and stepparent families. Evolution and Human Behavior, 20(6), 453-464. doi:





Summarizing the two studies, I found that temporary employment status negatively affects knowledge management in knowledge collection and retention; temporary

An experimental study was conducted that provided participants with different conditions of real- time feedback and caloric information types as manipulation and measured

Figure 11: Average length of stay, number of arrivals (left) and maximum work in progress (right) of surgery patients: Low Morning Low Afternoon versus High Morning High Afternoon

normalscripts This option decreases the script and scriptscript sizes associated with the 24.88pt text size by one magstep, in order to damp the script size explosion defined in the L

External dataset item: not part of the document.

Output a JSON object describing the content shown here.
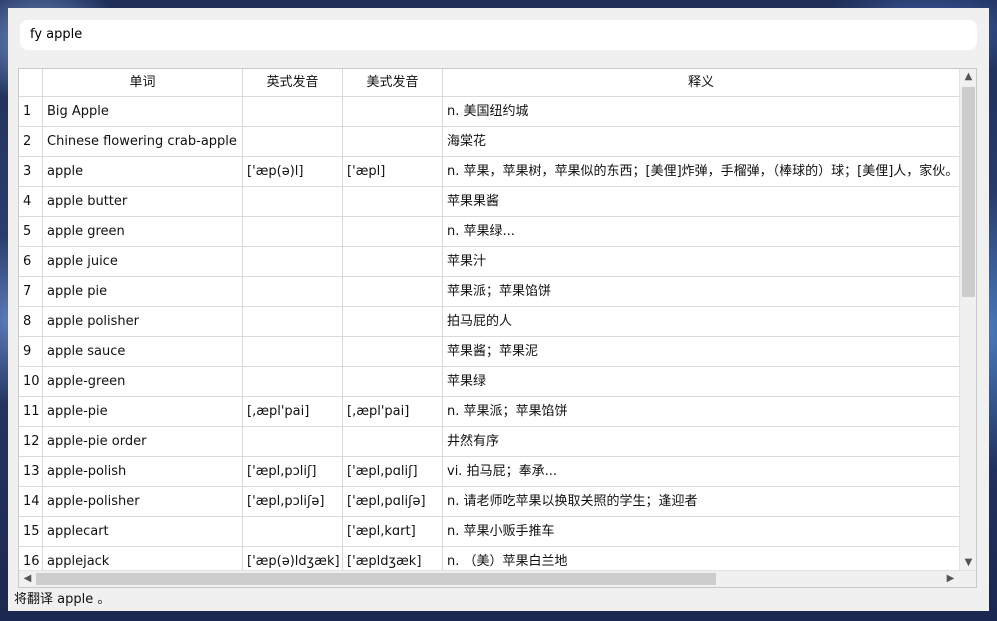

Longer: this text spans several lines, so that you can see the behaviour of soulpos where there are line

: effects of facial resemblance, love withdrawal, empathy and context on behavioral and neural responses.

In addition, experiences of love withdrawal also influenced participants’ negative evaluations of child faces with differing degrees of self-resemblance: Stronger effects of

Hypothesis 1: Neighborhoods with a higher degree of diversity of functions of real estate will generate more positive business dynamics.. Buildings should vary in age and